Dataset items:
/---
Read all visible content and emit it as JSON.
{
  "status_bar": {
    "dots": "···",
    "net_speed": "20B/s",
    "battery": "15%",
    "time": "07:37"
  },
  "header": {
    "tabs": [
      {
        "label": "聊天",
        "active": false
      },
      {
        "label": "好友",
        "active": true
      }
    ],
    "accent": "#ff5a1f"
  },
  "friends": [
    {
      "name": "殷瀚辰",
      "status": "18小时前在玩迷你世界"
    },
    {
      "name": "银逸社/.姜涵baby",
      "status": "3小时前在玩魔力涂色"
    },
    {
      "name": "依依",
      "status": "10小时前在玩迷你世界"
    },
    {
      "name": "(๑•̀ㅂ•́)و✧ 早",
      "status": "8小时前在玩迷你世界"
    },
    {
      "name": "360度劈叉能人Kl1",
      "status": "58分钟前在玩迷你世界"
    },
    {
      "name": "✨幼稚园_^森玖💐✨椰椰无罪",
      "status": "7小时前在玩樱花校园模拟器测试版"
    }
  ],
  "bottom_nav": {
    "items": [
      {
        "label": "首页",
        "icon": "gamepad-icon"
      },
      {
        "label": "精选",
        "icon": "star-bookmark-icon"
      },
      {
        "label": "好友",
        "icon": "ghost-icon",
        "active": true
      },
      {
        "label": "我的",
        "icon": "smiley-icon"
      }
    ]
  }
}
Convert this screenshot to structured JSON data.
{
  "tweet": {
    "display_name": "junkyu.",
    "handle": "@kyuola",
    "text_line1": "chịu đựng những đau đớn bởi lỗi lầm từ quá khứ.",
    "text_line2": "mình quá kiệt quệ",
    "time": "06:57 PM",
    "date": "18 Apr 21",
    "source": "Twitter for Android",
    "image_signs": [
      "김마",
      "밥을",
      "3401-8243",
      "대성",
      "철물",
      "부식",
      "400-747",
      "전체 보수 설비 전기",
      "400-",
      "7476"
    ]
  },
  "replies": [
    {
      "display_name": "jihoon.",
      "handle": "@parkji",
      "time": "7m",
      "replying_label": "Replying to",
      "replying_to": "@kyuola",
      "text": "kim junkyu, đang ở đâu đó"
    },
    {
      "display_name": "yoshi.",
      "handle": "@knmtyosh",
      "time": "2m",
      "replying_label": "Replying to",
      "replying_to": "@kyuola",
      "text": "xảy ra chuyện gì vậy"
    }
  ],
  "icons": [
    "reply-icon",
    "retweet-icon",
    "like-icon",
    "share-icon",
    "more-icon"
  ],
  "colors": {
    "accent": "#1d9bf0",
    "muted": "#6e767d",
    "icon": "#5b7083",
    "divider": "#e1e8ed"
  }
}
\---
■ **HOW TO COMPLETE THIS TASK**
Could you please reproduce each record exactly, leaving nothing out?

■ **ANSWER BELOW**
Read all visible content and emit it as JSON.
{
  "status_bar": {
    "dots": "···",
    "net_speed": "20B/s",
    "battery": "15%",
    "time": "07:37"
  },
  "header": {
    "tabs": [
      {
        "label": "聊天",
        "active": false
      },
      {
        "label": "好友",
        "active": true
      }
    ],
    "accent": "#ff5a1f"
  },
  "friends": [
    {
      "name": "殷瀚辰",
      "status": "18小时前在玩迷你世界"
    },
    {
      "name": "银逸社/.姜涵baby",
      "status": "3小时前在玩魔力涂色"
    },
    {
      "name": "依依",
      "status": "10小时前在玩迷你世界"
    },
    {
      "name": "(๑•̀ㅂ•́)و✧ 早",
      "status": "8小时前在玩迷你世界"
    },
    {
      "name": "360度劈叉能人Kl1",
      "status": "58分钟前在玩迷你世界"
    },
    {
      "name": "✨幼稚园_^森玖💐✨椰椰无罪",
      "status": "7小时前在玩樱花校园模拟器测试版"
    }
  ],
  "bottom_nav": {
    "items": [
      {
        "label": "首页",
        "icon": "gamepad-icon"
      },
      {
        "label": "精选",
        "icon": "star-bookmark-icon"
      },
      {
        "label": "好友",
        "icon": "ghost-icon",
        "active": true
      },
      {
        "label": "我的",
        "icon": "smiley-icon"
      }
    ]
  }
}
Convert this screenshot to structured JSON data.
{
  "tweet": {
    "display_name": "junkyu.",
    "handle": "@kyuola",
    "text_line1": "chịu đựng những đau đớn bởi lỗi lầm từ quá khứ.",
    "text_line2": "mình quá kiệt quệ",
    "time": "06:57 PM",
    "date": "18 Apr 21",
    "source": "Twitter for Android",
    "image_signs": [
      "김마",
      "밥을",
      "3401-8243",
      "대성",
      "철물",
      "부식",
      "400-747",
      "전체 보수 설비 전기",
      "400-",
      "7476"
    ]
  },
  "replies": [
    {
      "display_name": "jihoon.",
      "handle": "@parkji",
      "time": "7m",
      "replying_label": "Replying to",
      "replying_to": "@kyuola",
      "text": "kim junkyu, đang ở đâu đó"
    },
    {
      "display_name": "yoshi.",
      "handle": "@knmtyosh",
      "time": "2m",
      "replying_label": "Replying to",
      "replying_to": "@kyuola",
      "text": "xảy ra chuyện gì vậy"
    }
  ],
  "icons": [
    "reply-icon",
    "retweet-icon",
    "like-icon",
    "share-icon",
    "more-icon"
  ],
  "colors": {
    "accent": "#1d9bf0",
    "muted": "#6e767d",
    "icon": "#5b7083",
    "divider": "#e1e8ed"
  }
}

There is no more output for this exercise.